§ RECORDS SHOWN:
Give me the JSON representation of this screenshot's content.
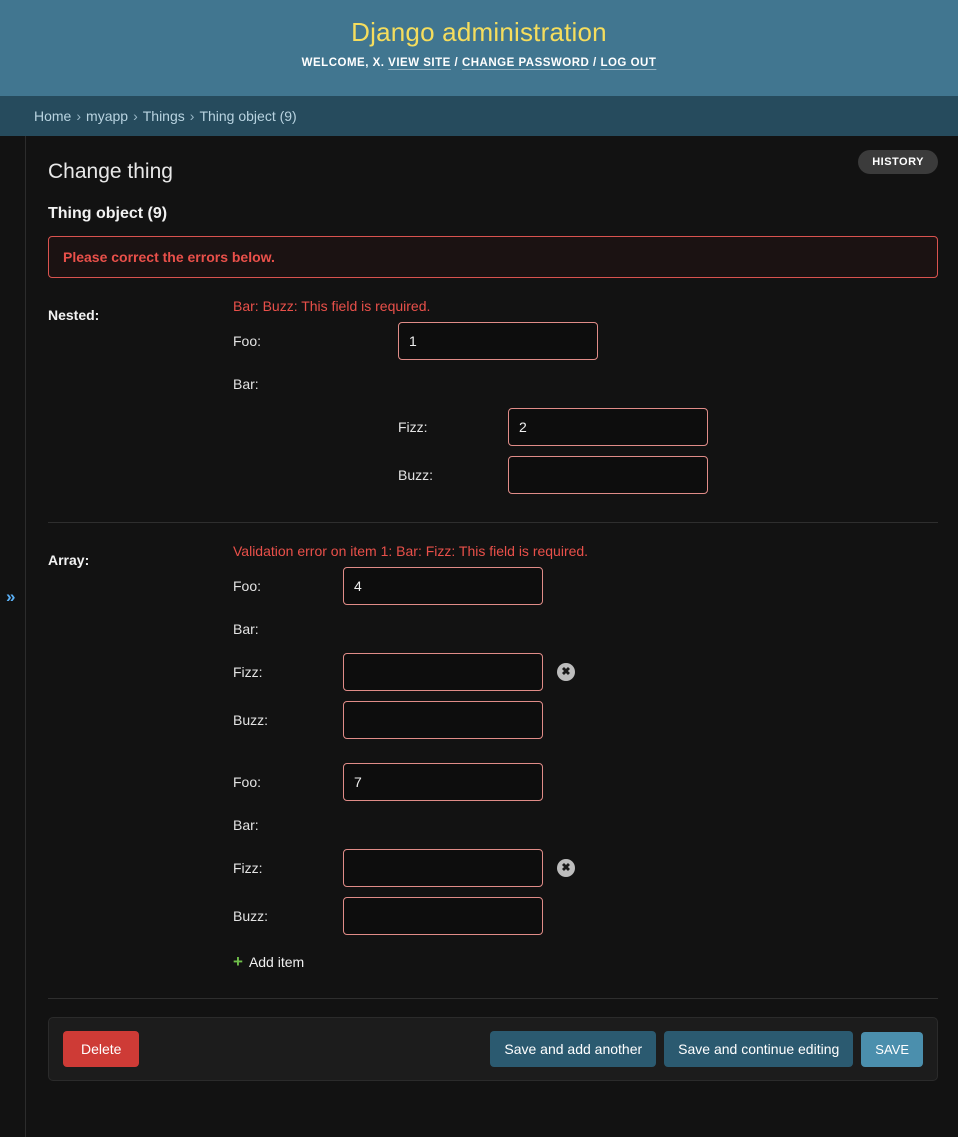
{
  "header": {
    "site_title": "Django administration",
    "welcome_prefix": "WELCOME,",
    "username": "X.",
    "links": [
      {
        "label": "VIEW SITE"
      },
      {
        "label": "CHANGE PASSWORD"
      },
      {
        "label": "LOG OUT"
      }
    ],
    "separator": "/",
    "bg_color": "#417690",
    "title_color": "#f5dd5d"
  },
  "breadcrumbs": {
    "separator": "›",
    "items": [
      {
        "label": "Home"
      },
      {
        "label": "myapp"
      },
      {
        "label": "Things"
      },
      {
        "label": "Thing object (9)"
      }
    ]
  },
  "sidebar": {
    "toggle_icon": "»",
    "toggle_color": "#5bb1f7"
  },
  "page": {
    "title": "Change thing",
    "object_caption": "Thing object (9)",
    "history_label": "HISTORY",
    "errornote": "Please correct the errors below."
  },
  "form": {
    "nested": {
      "label": "Nested:",
      "error": "Bar: Buzz: This field is required.",
      "foo_label": "Foo:",
      "foo_value": "1",
      "bar_label": "Bar:",
      "fizz_label": "Fizz:",
      "fizz_value": "2",
      "buzz_label": "Buzz:",
      "buzz_value": ""
    },
    "array": {
      "label": "Array:",
      "error": "Validation error on item 1: Bar: Fizz: This field is required.",
      "items": [
        {
          "foo_label": "Foo:",
          "foo_value": "4",
          "bar_label": "Bar:",
          "fizz_label": "Fizz:",
          "fizz_value": "",
          "buzz_label": "Buzz:",
          "buzz_value": "",
          "remove_icon": "✖"
        },
        {
          "foo_label": "Foo:",
          "foo_value": "7",
          "bar_label": "Bar:",
          "fizz_label": "Fizz:",
          "fizz_value": "",
          "buzz_label": "Buzz:",
          "buzz_value": "",
          "remove_icon": "✖"
        }
      ],
      "add_item_label": "Add item",
      "add_item_icon": "+"
    }
  },
  "submit_row": {
    "delete_label": "Delete",
    "save_add_another_label": "Save and add another",
    "save_continue_label": "Save and continue editing",
    "save_label": "SAVE",
    "delete_color": "#ce3b36",
    "save_color": "#4b8fad"
  }
}
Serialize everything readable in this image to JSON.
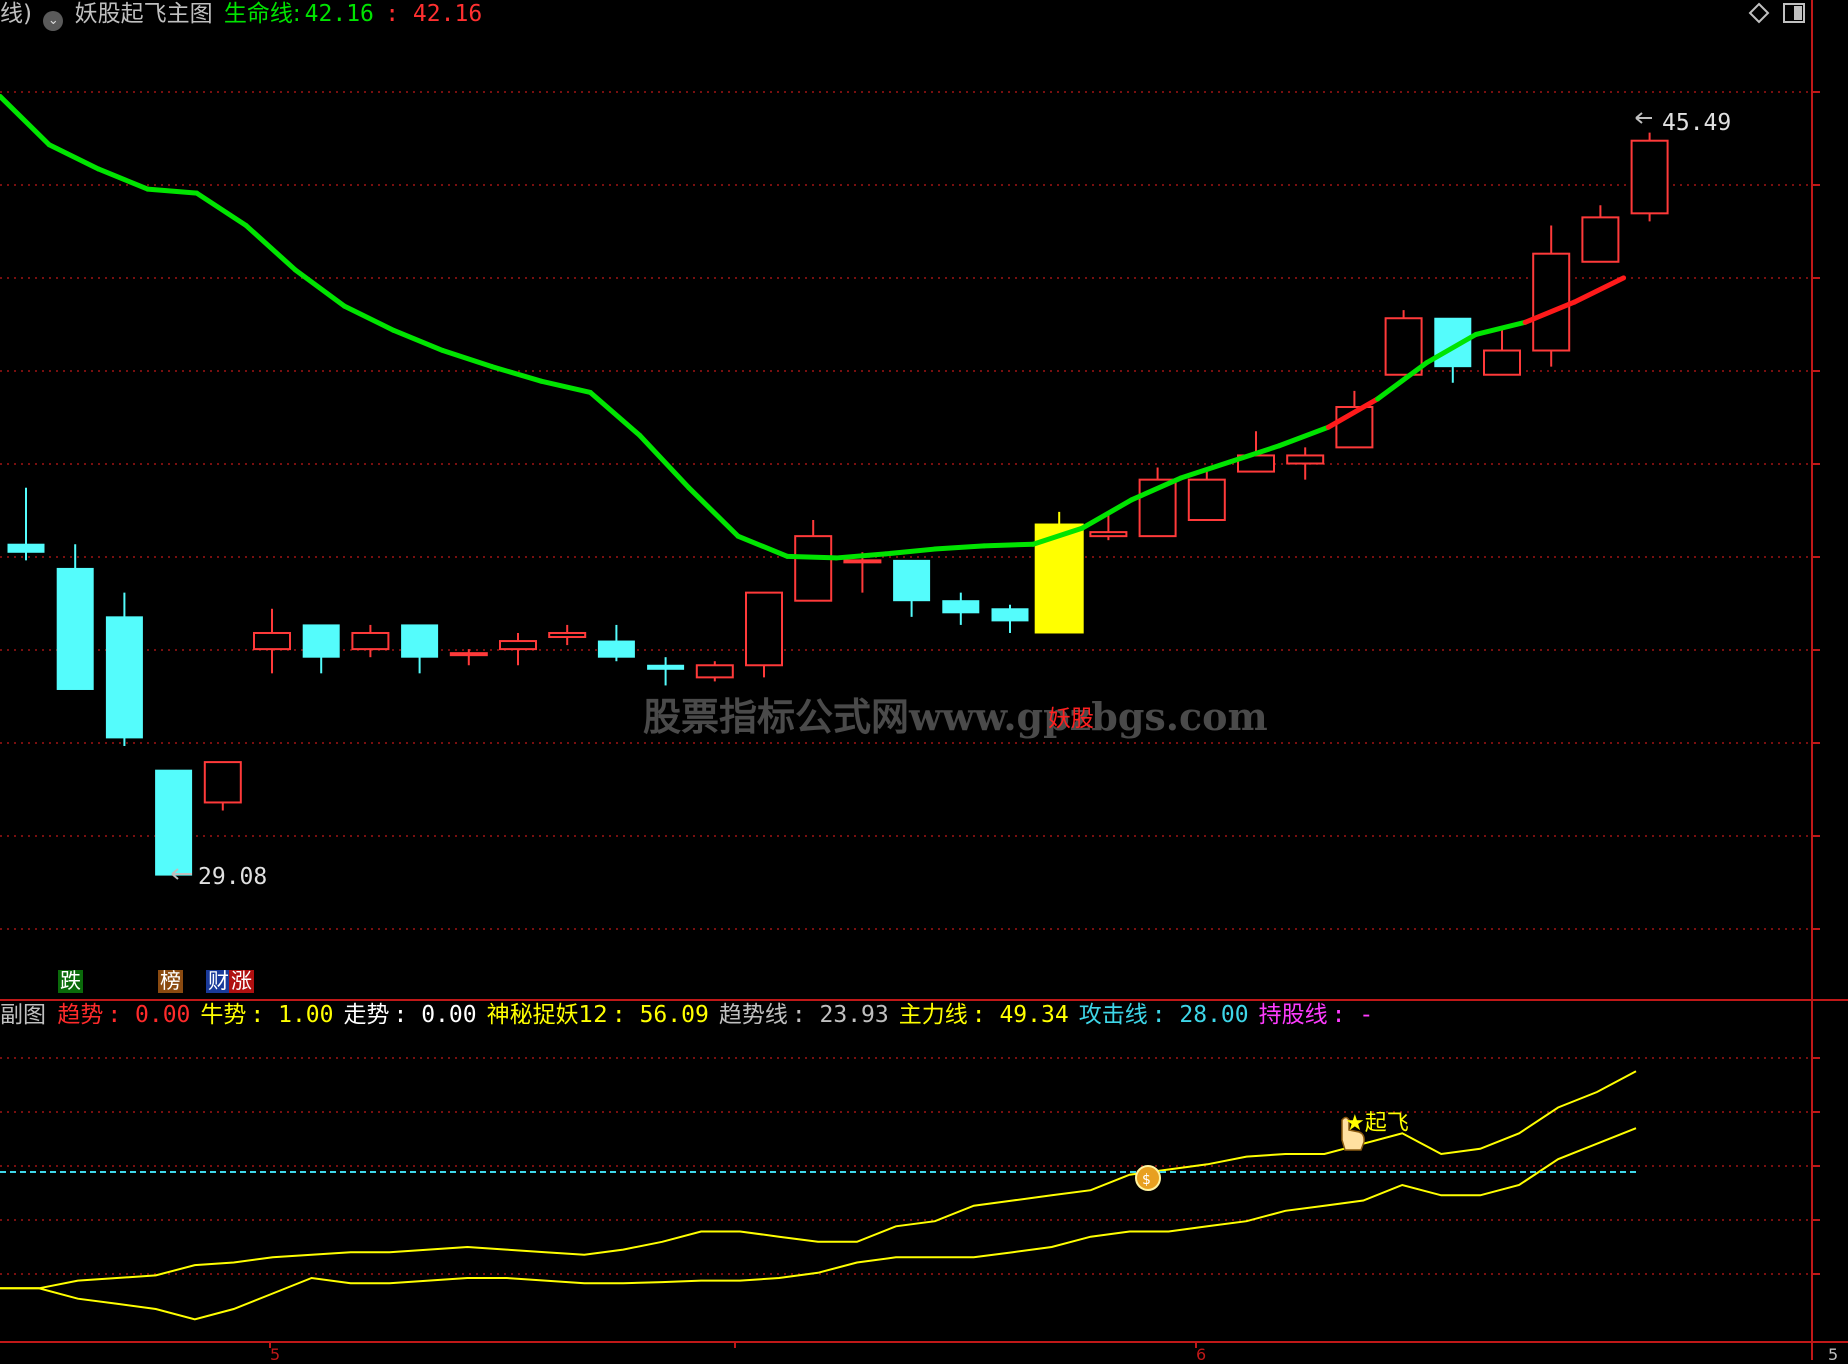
{
  "main_header": {
    "prefix": "线)",
    "indicator_name": "妖股起飞主图",
    "life_line_label": "生命线:",
    "life_line_value": "42.16",
    "life_line_value_2": ": 42.16"
  },
  "main_chart": {
    "high_label": "45.49",
    "low_label": "29.08",
    "signal_label": "妖股",
    "watermark": "股票指标公式网www.gpzbgs.com",
    "tags": {
      "die": "跌",
      "bang": "榜",
      "cai": "财",
      "zhang": "涨"
    },
    "colors": {
      "up": "#ff3a3a",
      "down": "#54fcfc",
      "signal": "#ffff00",
      "ma_green": "#00e400",
      "ma_red": "#ff1a1a"
    }
  },
  "sub_header": {
    "title": "副图",
    "items": [
      {
        "label": "趋势",
        "value": ": 0.00",
        "color": "#ff2b2b"
      },
      {
        "label": "牛势",
        "value": ": 1.00",
        "color": "#ffff00"
      },
      {
        "label": "走势",
        "value": ": 0.00",
        "color": "#ffffff"
      },
      {
        "label": "神秘捉妖12",
        "value": ": 56.09",
        "color": "#ffff00"
      },
      {
        "label": "趋势线",
        "value": ": 23.93",
        "color": "#c0c0c0"
      },
      {
        "label": "主力线",
        "value": ": 49.34",
        "color": "#ffff00"
      },
      {
        "label": "攻击线",
        "value": ": 28.00",
        "color": "#3ed6e8"
      },
      {
        "label": "持股线",
        "value": ": -",
        "color": "#ff3cff"
      }
    ]
  },
  "sub_chart": {
    "takeoff_label": "★起飞"
  },
  "x_axis": {
    "tick_1": "5",
    "tick_2": "6",
    "tick_3": "5"
  },
  "candles": [
    {
      "o": 32.6,
      "c": 32.5,
      "h": 33.3,
      "l": 32.4
    },
    {
      "o": 32.3,
      "c": 30.8,
      "h": 32.6,
      "l": 30.8
    },
    {
      "o": 31.7,
      "c": 30.2,
      "h": 32.0,
      "l": 30.1
    },
    {
      "o": 29.8,
      "c": 28.5,
      "h": 29.8,
      "l": 28.5
    },
    {
      "o": 29.4,
      "c": 29.9,
      "h": 29.9,
      "l": 29.3
    },
    {
      "o": 31.3,
      "c": 31.5,
      "h": 31.8,
      "l": 31.0
    },
    {
      "o": 31.6,
      "c": 31.2,
      "h": 31.6,
      "l": 31.0
    },
    {
      "o": 31.3,
      "c": 31.5,
      "h": 31.6,
      "l": 31.2
    },
    {
      "o": 31.6,
      "c": 31.2,
      "h": 31.6,
      "l": 31.0
    },
    {
      "o": 31.25,
      "c": 31.25,
      "h": 31.3,
      "l": 31.1
    },
    {
      "o": 31.3,
      "c": 31.4,
      "h": 31.5,
      "l": 31.1
    },
    {
      "o": 31.45,
      "c": 31.5,
      "h": 31.6,
      "l": 31.35
    },
    {
      "o": 31.4,
      "c": 31.2,
      "h": 31.6,
      "l": 31.15
    },
    {
      "o": 31.1,
      "c": 31.05,
      "h": 31.2,
      "l": 30.85
    },
    {
      "o": 30.95,
      "c": 31.1,
      "h": 31.15,
      "l": 30.9
    },
    {
      "o": 31.1,
      "c": 32.0,
      "h": 32.0,
      "l": 30.95
    },
    {
      "o": 31.9,
      "c": 32.7,
      "h": 32.9,
      "l": 31.9
    },
    {
      "o": 32.4,
      "c": 32.4,
      "h": 32.5,
      "l": 32.0
    },
    {
      "o": 32.4,
      "c": 31.9,
      "h": 32.4,
      "l": 31.7
    },
    {
      "o": 31.9,
      "c": 31.75,
      "h": 32.0,
      "l": 31.6
    },
    {
      "o": 31.8,
      "c": 31.65,
      "h": 31.85,
      "l": 31.5
    },
    {
      "o": 31.5,
      "c": 32.85,
      "h": 33.0,
      "l": 31.5
    },
    {
      "o": 32.7,
      "c": 32.75,
      "h": 33.0,
      "l": 32.65
    },
    {
      "o": 32.7,
      "c": 33.4,
      "h": 33.55,
      "l": 32.7
    },
    {
      "o": 32.9,
      "c": 33.4,
      "h": 33.5,
      "l": 32.9
    },
    {
      "o": 33.5,
      "c": 33.7,
      "h": 34.0,
      "l": 33.5
    },
    {
      "o": 33.6,
      "c": 33.7,
      "h": 33.8,
      "l": 33.4
    },
    {
      "o": 33.8,
      "c": 34.3,
      "h": 34.5,
      "l": 33.8
    },
    {
      "o": 34.7,
      "c": 35.4,
      "h": 35.5,
      "l": 34.7
    },
    {
      "o": 35.4,
      "c": 34.8,
      "h": 35.4,
      "l": 34.6
    },
    {
      "o": 34.7,
      "c": 35.0,
      "h": 35.3,
      "l": 34.7
    },
    {
      "o": 35.0,
      "c": 36.2,
      "h": 36.55,
      "l": 34.8
    },
    {
      "o": 36.1,
      "c": 36.65,
      "h": 36.8,
      "l": 36.1
    },
    {
      "o": 36.7,
      "c": 37.6,
      "h": 37.7,
      "l": 36.6
    }
  ],
  "ma_line": [
    38.15,
    37.55,
    37.25,
    37.0,
    36.95,
    36.55,
    36.0,
    35.55,
    35.25,
    35.0,
    34.8,
    34.62,
    34.48,
    33.95,
    33.3,
    32.7,
    32.45,
    32.43,
    32.48,
    32.54,
    32.58,
    32.6,
    32.8,
    33.15,
    33.42,
    33.62,
    33.82,
    34.05,
    34.4,
    34.85,
    35.2,
    35.35,
    35.6,
    35.9
  ],
  "ma_red_from": 27,
  "ma_red_to": 28,
  "ma_red_from_2": 31,
  "ma_red_to_2": 34,
  "sub_line_1": [
    30,
    30,
    31.5,
    32,
    32.5,
    34.5,
    35,
    36,
    36.5,
    37,
    37,
    37.5,
    38,
    37.5,
    37,
    36.5,
    37.5,
    39,
    41,
    41,
    40,
    39,
    39,
    42,
    43,
    46,
    47,
    48,
    49,
    52,
    53,
    54,
    55.5,
    56,
    56,
    58,
    60,
    56,
    57,
    60,
    65,
    68,
    72
  ],
  "sub_line_2": [
    30,
    30,
    28,
    27,
    26,
    24,
    26,
    29,
    32,
    31,
    31,
    31.5,
    32,
    32,
    31.5,
    31,
    31,
    31.2,
    31.5,
    31.5,
    32,
    33,
    35,
    36,
    36,
    36,
    37,
    38,
    40,
    41,
    41,
    42,
    43,
    45,
    46,
    47,
    50,
    48,
    48,
    50,
    55,
    58,
    61
  ]
}
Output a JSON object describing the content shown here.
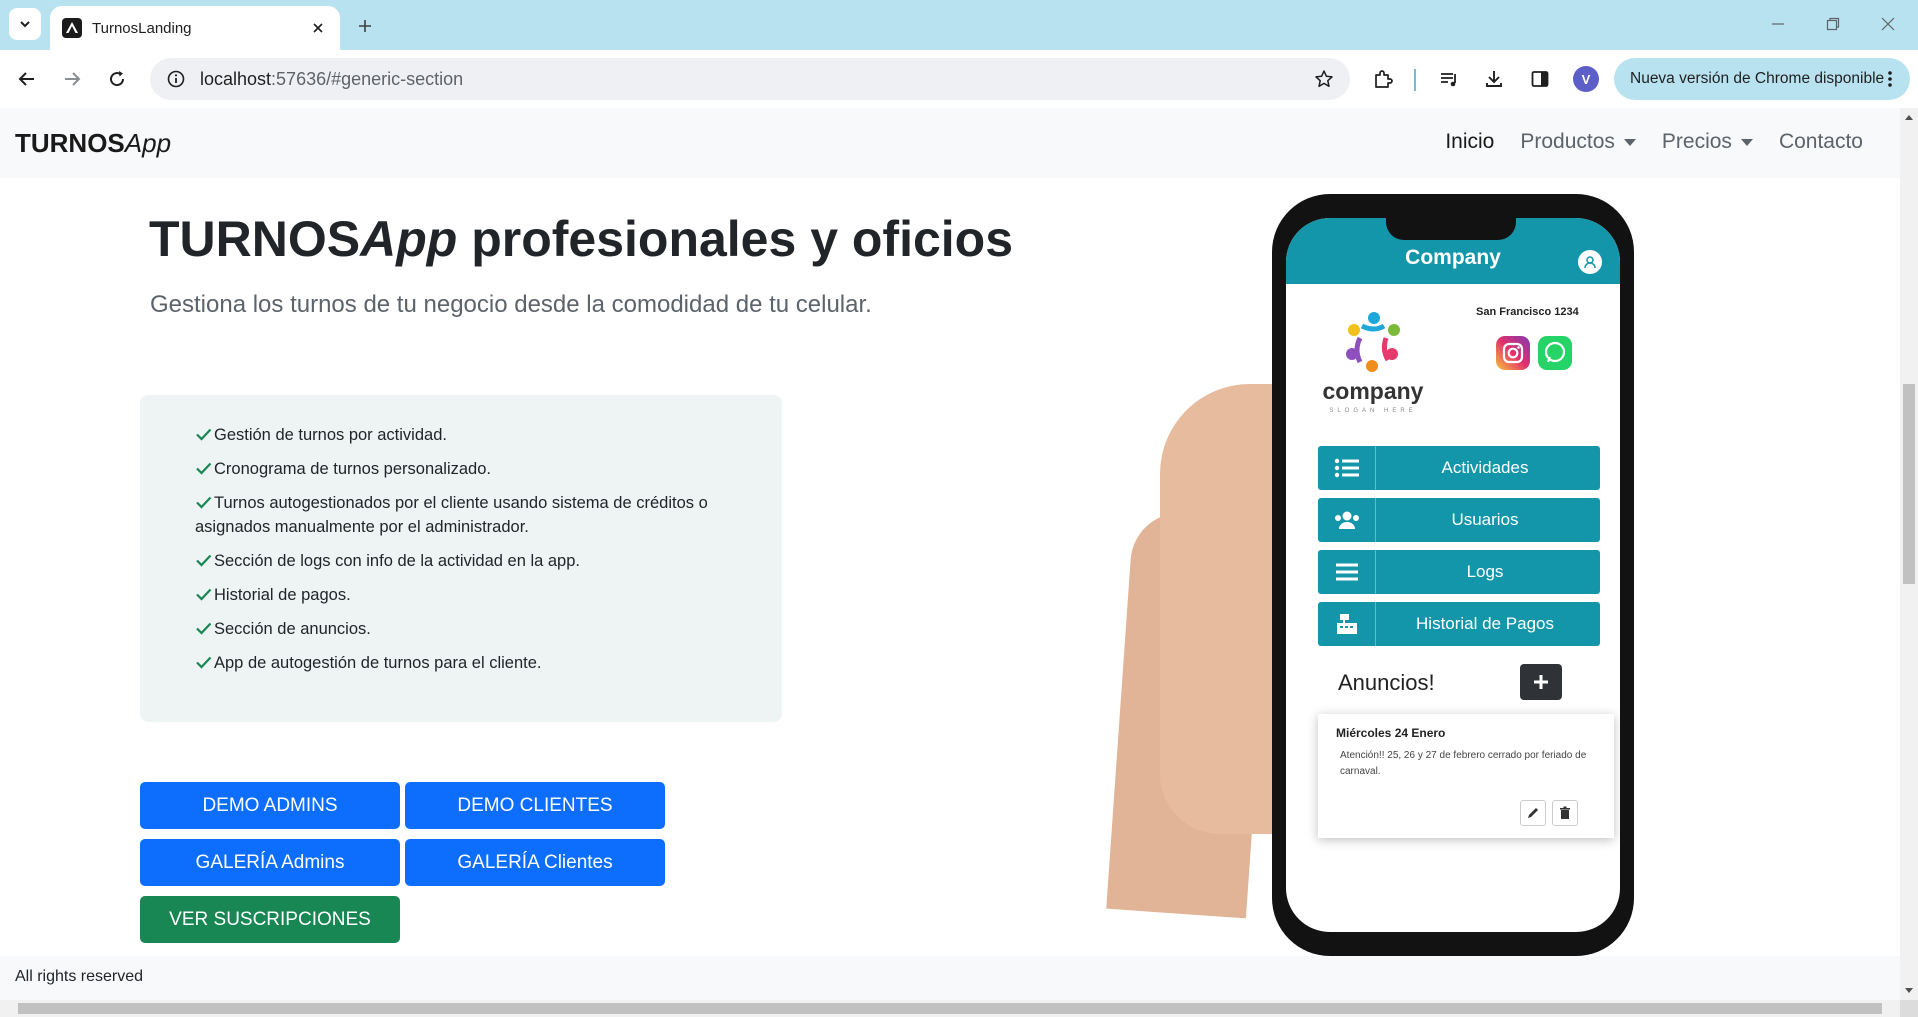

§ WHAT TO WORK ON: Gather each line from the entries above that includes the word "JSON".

§ OUTPUT OF THE TASK:
Give me the JSON representation of this screenshot's content.
Serialize everything readable in this image to JSON.
Output a JSON object describing the content shown here.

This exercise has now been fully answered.